[Start of Attachment]

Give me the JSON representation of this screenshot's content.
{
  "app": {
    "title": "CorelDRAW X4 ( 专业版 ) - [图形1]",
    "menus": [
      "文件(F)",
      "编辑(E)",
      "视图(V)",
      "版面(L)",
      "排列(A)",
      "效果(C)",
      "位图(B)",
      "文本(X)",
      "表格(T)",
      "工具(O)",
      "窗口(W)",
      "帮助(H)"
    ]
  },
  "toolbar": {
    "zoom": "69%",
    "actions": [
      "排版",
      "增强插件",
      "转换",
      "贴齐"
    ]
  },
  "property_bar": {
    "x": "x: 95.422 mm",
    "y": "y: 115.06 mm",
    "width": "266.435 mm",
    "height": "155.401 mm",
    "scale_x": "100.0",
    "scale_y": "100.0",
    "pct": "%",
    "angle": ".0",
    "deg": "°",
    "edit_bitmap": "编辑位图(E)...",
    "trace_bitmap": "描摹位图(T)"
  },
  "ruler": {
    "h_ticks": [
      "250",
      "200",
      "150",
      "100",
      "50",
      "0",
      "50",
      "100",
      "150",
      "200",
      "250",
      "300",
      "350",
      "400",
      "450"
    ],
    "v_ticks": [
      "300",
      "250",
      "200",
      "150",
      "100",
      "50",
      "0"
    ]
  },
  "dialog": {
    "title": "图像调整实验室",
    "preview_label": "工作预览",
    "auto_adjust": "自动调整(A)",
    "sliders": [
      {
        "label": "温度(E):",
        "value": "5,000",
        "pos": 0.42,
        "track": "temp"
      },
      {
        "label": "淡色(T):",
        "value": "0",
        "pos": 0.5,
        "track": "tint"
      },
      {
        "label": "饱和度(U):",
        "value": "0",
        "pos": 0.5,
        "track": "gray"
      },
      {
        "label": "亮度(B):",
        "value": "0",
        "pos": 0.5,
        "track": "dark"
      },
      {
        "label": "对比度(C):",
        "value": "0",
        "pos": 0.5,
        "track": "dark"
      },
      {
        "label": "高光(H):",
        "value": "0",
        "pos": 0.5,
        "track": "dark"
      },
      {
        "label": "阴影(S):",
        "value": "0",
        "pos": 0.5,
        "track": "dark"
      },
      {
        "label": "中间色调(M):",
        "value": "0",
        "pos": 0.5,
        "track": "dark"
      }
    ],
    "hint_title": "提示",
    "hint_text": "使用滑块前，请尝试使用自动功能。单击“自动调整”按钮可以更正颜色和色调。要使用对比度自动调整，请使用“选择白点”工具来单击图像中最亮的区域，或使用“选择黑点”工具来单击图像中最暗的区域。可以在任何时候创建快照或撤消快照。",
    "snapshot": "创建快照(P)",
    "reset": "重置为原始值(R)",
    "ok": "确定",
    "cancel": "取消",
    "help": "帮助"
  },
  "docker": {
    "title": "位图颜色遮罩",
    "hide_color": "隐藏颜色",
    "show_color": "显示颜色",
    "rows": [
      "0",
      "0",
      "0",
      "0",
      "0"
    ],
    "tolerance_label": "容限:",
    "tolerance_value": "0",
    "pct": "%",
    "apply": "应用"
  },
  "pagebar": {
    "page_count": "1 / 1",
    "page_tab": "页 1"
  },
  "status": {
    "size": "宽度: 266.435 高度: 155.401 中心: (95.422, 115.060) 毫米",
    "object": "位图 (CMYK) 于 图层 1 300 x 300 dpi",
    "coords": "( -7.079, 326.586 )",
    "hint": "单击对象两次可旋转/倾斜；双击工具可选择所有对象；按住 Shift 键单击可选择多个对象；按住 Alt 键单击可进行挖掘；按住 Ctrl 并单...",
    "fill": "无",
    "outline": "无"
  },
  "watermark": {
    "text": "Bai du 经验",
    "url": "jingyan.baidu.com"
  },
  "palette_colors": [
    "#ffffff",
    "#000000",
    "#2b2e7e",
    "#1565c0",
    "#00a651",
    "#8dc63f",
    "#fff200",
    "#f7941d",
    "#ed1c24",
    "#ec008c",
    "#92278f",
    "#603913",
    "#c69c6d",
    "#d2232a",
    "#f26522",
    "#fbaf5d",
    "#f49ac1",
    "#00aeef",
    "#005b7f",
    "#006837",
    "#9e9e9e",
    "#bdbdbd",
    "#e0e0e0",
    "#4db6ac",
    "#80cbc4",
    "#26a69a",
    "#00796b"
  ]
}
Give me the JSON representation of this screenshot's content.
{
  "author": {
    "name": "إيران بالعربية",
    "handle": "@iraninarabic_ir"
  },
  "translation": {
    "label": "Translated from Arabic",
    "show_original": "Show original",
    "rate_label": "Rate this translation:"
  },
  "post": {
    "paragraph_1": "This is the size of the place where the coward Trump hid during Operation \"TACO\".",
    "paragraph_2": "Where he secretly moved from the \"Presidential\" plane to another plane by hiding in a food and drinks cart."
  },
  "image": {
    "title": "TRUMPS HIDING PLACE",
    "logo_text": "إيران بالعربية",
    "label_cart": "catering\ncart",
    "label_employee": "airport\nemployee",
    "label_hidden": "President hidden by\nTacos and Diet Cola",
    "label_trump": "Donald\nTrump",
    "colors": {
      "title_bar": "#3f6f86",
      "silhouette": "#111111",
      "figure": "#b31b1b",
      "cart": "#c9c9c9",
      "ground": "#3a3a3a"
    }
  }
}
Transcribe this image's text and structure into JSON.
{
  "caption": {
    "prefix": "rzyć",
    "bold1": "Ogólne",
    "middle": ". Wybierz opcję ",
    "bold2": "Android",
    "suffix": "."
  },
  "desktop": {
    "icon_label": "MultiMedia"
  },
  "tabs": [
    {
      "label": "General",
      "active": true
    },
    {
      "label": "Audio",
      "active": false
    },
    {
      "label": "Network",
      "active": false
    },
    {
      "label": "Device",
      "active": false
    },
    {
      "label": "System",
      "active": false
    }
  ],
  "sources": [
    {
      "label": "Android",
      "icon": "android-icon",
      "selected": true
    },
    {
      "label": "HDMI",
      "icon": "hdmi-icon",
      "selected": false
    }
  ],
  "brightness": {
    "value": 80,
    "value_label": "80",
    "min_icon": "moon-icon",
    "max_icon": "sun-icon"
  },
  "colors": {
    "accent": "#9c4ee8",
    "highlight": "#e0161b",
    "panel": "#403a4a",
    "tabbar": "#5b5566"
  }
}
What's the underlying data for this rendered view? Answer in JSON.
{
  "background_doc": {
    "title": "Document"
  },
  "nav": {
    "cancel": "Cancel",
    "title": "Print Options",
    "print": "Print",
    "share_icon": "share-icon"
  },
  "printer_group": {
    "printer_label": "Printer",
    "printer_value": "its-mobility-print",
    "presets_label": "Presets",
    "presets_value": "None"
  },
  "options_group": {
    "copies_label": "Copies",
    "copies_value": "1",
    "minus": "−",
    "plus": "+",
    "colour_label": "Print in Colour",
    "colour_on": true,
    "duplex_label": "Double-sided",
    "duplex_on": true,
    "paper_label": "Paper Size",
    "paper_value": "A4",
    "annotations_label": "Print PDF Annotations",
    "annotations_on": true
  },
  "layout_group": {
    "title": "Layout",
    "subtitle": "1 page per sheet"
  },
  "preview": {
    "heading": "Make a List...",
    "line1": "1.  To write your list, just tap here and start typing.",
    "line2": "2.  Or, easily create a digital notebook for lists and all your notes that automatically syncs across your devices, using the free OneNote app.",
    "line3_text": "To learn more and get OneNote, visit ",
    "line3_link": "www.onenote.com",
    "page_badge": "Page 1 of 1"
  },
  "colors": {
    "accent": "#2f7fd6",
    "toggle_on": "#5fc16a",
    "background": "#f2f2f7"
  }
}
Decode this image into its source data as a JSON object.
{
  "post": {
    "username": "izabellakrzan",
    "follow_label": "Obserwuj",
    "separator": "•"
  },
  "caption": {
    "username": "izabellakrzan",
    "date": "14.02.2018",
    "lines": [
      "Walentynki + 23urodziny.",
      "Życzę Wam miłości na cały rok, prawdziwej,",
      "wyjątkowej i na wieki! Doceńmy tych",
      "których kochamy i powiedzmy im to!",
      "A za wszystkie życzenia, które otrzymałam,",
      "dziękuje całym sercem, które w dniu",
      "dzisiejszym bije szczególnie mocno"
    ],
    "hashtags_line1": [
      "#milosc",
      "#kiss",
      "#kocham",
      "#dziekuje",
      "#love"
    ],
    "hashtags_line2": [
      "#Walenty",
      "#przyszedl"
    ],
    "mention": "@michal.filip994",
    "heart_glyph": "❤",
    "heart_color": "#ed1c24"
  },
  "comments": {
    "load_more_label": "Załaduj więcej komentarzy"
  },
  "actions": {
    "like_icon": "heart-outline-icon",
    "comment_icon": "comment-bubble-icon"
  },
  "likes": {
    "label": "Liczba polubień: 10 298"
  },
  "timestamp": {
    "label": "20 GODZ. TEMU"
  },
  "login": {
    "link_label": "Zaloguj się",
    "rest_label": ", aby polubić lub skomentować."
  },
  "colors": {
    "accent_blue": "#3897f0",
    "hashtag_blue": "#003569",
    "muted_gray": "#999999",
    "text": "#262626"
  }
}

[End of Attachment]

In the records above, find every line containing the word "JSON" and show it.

■ Task result ■
Give me the JSON representation of this screenshot's content.
Give me the JSON representation of this screenshot's content.
Transcribe this image's text and structure into JSON.
What's the underlying data for this rendered view? Answer in JSON.
Decode this image into its source data as a JSON object.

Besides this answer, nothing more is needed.